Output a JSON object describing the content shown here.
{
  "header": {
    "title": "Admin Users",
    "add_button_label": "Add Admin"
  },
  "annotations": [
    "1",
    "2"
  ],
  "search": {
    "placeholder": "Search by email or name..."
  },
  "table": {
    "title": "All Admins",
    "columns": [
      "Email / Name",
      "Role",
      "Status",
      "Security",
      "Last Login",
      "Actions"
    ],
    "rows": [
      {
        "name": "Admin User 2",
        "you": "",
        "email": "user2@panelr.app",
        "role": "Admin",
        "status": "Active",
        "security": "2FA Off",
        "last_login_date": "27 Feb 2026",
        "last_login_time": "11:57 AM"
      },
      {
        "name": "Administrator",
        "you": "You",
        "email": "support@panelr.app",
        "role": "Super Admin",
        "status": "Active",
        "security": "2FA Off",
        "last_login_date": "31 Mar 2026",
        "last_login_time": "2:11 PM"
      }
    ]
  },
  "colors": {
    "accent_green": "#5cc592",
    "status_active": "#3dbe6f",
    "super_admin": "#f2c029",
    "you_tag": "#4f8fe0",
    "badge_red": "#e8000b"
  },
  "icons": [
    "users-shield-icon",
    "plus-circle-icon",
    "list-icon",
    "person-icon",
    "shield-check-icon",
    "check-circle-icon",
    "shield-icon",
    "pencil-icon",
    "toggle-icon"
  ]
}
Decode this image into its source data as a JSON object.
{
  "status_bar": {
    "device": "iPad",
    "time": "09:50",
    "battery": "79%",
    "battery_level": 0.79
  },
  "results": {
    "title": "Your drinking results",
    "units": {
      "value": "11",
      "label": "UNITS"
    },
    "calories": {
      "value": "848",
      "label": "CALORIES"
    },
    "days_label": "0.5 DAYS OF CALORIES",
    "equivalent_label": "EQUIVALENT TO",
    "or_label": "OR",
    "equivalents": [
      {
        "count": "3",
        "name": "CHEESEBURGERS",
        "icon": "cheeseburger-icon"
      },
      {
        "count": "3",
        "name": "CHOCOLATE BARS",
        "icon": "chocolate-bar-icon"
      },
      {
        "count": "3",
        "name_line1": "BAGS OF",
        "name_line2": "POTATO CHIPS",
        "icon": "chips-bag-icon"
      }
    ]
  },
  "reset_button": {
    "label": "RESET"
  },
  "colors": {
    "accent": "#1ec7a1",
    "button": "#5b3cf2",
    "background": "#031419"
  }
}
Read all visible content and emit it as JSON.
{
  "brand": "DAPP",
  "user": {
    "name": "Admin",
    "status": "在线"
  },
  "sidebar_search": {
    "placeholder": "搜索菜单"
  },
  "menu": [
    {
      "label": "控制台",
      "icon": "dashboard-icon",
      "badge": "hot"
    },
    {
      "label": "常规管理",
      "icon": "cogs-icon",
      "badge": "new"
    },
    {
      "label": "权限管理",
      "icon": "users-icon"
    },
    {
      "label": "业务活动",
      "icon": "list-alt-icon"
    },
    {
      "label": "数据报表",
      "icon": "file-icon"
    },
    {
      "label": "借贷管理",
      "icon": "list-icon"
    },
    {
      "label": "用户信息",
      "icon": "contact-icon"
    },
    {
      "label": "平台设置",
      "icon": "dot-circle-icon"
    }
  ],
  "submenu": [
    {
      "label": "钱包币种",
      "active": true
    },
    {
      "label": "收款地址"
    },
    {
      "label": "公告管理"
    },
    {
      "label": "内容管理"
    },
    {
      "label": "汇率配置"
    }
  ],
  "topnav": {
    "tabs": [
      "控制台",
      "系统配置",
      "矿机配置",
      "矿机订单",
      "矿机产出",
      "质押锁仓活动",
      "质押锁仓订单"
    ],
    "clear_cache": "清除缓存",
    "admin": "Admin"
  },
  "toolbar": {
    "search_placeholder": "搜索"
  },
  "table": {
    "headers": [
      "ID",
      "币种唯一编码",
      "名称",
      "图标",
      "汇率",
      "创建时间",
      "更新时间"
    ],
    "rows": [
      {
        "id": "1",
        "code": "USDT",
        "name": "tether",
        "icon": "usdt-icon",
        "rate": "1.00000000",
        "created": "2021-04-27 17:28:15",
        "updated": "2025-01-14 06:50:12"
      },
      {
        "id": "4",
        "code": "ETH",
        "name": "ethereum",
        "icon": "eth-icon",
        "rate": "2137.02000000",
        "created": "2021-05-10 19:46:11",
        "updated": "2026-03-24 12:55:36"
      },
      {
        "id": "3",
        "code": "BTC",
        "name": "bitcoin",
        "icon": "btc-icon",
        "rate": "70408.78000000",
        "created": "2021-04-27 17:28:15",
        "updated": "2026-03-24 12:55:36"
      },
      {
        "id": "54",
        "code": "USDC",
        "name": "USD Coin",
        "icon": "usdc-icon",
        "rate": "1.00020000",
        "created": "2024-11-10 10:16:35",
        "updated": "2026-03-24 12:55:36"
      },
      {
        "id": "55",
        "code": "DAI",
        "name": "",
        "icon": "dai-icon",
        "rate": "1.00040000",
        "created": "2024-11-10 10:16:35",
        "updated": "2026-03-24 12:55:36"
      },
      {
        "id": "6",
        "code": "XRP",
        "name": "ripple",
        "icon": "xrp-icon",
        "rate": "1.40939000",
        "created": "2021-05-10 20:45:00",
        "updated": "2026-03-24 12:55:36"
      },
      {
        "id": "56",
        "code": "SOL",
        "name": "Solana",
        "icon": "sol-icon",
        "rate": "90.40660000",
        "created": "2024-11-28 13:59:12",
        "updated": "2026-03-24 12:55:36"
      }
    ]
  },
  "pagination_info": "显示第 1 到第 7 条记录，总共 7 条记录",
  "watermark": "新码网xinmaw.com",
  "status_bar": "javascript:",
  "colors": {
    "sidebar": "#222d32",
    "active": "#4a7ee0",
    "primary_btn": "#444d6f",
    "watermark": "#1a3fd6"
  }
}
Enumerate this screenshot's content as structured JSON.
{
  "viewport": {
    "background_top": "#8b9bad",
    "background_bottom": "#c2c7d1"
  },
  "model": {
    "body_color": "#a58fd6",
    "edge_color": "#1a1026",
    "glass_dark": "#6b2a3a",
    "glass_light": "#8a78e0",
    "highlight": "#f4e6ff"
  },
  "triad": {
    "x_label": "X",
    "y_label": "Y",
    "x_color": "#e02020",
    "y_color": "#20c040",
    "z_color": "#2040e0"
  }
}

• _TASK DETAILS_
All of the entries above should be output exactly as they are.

• _ANSWER TO THE PROBLEM_
Output a JSON object describing the content shown here.
{
  "header": {
    "title": "Admin Users",
    "add_button_label": "Add Admin"
  },
  "annotations": [
    "1",
    "2"
  ],
  "search": {
    "placeholder": "Search by email or name..."
  },
  "table": {
    "title": "All Admins",
    "columns": [
      "Email / Name",
      "Role",
      "Status",
      "Security",
      "Last Login",
      "Actions"
    ],
    "rows": [
      {
        "name": "Admin User 2",
        "you": "",
        "email": "user2@panelr.app",
        "role": "Admin",
        "status": "Active",
        "security": "2FA Off",
        "last_login_date": "27 Feb 2026",
        "last_login_time": "11:57 AM"
      },
      {
        "name": "Administrator",
        "you": "You",
        "email": "support@panelr.app",
        "role": "Super Admin",
        "status": "Active",
        "security": "2FA Off",
        "last_login_date": "31 Mar 2026",
        "last_login_time": "2:11 PM"
      }
    ]
  },
  "colors": {
    "accent_green": "#5cc592",
    "status_active": "#3dbe6f",
    "super_admin": "#f2c029",
    "you_tag": "#4f8fe0",
    "badge_red": "#e8000b"
  },
  "icons": [
    "users-shield-icon",
    "plus-circle-icon",
    "list-icon",
    "person-icon",
    "shield-check-icon",
    "check-circle-icon",
    "shield-icon",
    "pencil-icon",
    "toggle-icon"
  ]
}
Decode this image into its source data as a JSON object.
{
  "status_bar": {
    "device": "iPad",
    "time": "09:50",
    "battery": "79%",
    "battery_level": 0.79
  },
  "results": {
    "title": "Your drinking results",
    "units": {
      "value": "11",
      "label": "UNITS"
    },
    "calories": {
      "value": "848",
      "label": "CALORIES"
    },
    "days_label": "0.5 DAYS OF CALORIES",
    "equivalent_label": "EQUIVALENT TO",
    "or_label": "OR",
    "equivalents": [
      {
        "count": "3",
        "name": "CHEESEBURGERS",
        "icon": "cheeseburger-icon"
      },
      {
        "count": "3",
        "name": "CHOCOLATE BARS",
        "icon": "chocolate-bar-icon"
      },
      {
        "count": "3",
        "name_line1": "BAGS OF",
        "name_line2": "POTATO CHIPS",
        "icon": "chips-bag-icon"
      }
    ]
  },
  "reset_button": {
    "label": "RESET"
  },
  "colors": {
    "accent": "#1ec7a1",
    "button": "#5b3cf2",
    "background": "#031419"
  }
}
Read all visible content and emit it as JSON.
{
  "brand": "DAPP",
  "user": {
    "name": "Admin",
    "status": "在线"
  },
  "sidebar_search": {
    "placeholder": "搜索菜单"
  },
  "menu": [
    {
      "label": "控制台",
      "icon": "dashboard-icon",
      "badge": "hot"
    },
    {
      "label": "常规管理",
      "icon": "cogs-icon",
      "badge": "new"
    },
    {
      "label": "权限管理",
      "icon": "users-icon"
    },
    {
      "label": "业务活动",
      "icon": "list-alt-icon"
    },
    {
      "label": "数据报表",
      "icon": "file-icon"
    },
    {
      "label": "借贷管理",
      "icon": "list-icon"
    },
    {
      "label": "用户信息",
      "icon": "contact-icon"
    },
    {
      "label": "平台设置",
      "icon": "dot-circle-icon"
    }
  ],
  "submenu": [
    {
      "label": "钱包币种",
      "active": true
    },
    {
      "label": "收款地址"
    },
    {
      "label": "公告管理"
    },
    {
      "label": "内容管理"
    },
    {
      "label": "汇率配置"
    }
  ],
  "topnav": {
    "tabs": [
      "控制台",
      "系统配置",
      "矿机配置",
      "矿机订单",
      "矿机产出",
      "质押锁仓活动",
      "质押锁仓订单"
    ],
    "clear_cache": "清除缓存",
    "admin": "Admin"
  },
  "toolbar": {
    "search_placeholder": "搜索"
  },
  "table": {
    "headers": [
      "ID",
      "币种唯一编码",
      "名称",
      "图标",
      "汇率",
      "创建时间",
      "更新时间"
    ],
    "rows": [
      {
        "id": "1",
        "code": "USDT",
        "name": "tether",
        "icon": "usdt-icon",
        "rate": "1.00000000",
        "created": "2021-04-27 17:28:15",
        "updated": "2025-01-14 06:50:12"
      },
      {
        "id": "4",
        "code": "ETH",
        "name": "ethereum",
        "icon": "eth-icon",
        "rate": "2137.02000000",
        "created": "2021-05-10 19:46:11",
        "updated": "2026-03-24 12:55:36"
      },
      {
        "id": "3",
        "code": "BTC",
        "name": "bitcoin",
        "icon": "btc-icon",
        "rate": "70408.78000000",
        "created": "2021-04-27 17:28:15",
        "updated": "2026-03-24 12:55:36"
      },
      {
        "id": "54",
        "code": "USDC",
        "name": "USD Coin",
        "icon": "usdc-icon",
        "rate": "1.00020000",
        "created": "2024-11-10 10:16:35",
        "updated": "2026-03-24 12:55:36"
      },
      {
        "id": "55",
        "code": "DAI",
        "name": "",
        "icon": "dai-icon",
        "rate": "1.00040000",
        "created": "2024-11-10 10:16:35",
        "updated": "2026-03-24 12:55:36"
      },
      {
        "id": "6",
        "code": "XRP",
        "name": "ripple",
        "icon": "xrp-icon",
        "rate": "1.40939000",
        "created": "2021-05-10 20:45:00",
        "updated": "2026-03-24 12:55:36"
      },
      {
        "id": "56",
        "code": "SOL",
        "name": "Solana",
        "icon": "sol-icon",
        "rate": "90.40660000",
        "created": "2024-11-28 13:59:12",
        "updated": "2026-03-24 12:55:36"
      }
    ]
  },
  "pagination_info": "显示第 1 到第 7 条记录，总共 7 条记录",
  "watermark": "新码网xinmaw.com",
  "status_bar": "javascript:",
  "colors": {
    "sidebar": "#222d32",
    "active": "#4a7ee0",
    "primary_btn": "#444d6f",
    "watermark": "#1a3fd6"
  }
}
Enumerate this screenshot's content as structured JSON.
{
  "viewport": {
    "background_top": "#8b9bad",
    "background_bottom": "#c2c7d1"
  },
  "model": {
    "body_color": "#a58fd6",
    "edge_color": "#1a1026",
    "glass_dark": "#6b2a3a",
    "glass_light": "#8a78e0",
    "highlight": "#f4e6ff"
  },
  "triad": {
    "x_label": "X",
    "y_label": "Y",
    "x_color": "#e02020",
    "y_color": "#20c040",
    "z_color": "#2040e0"
  }
}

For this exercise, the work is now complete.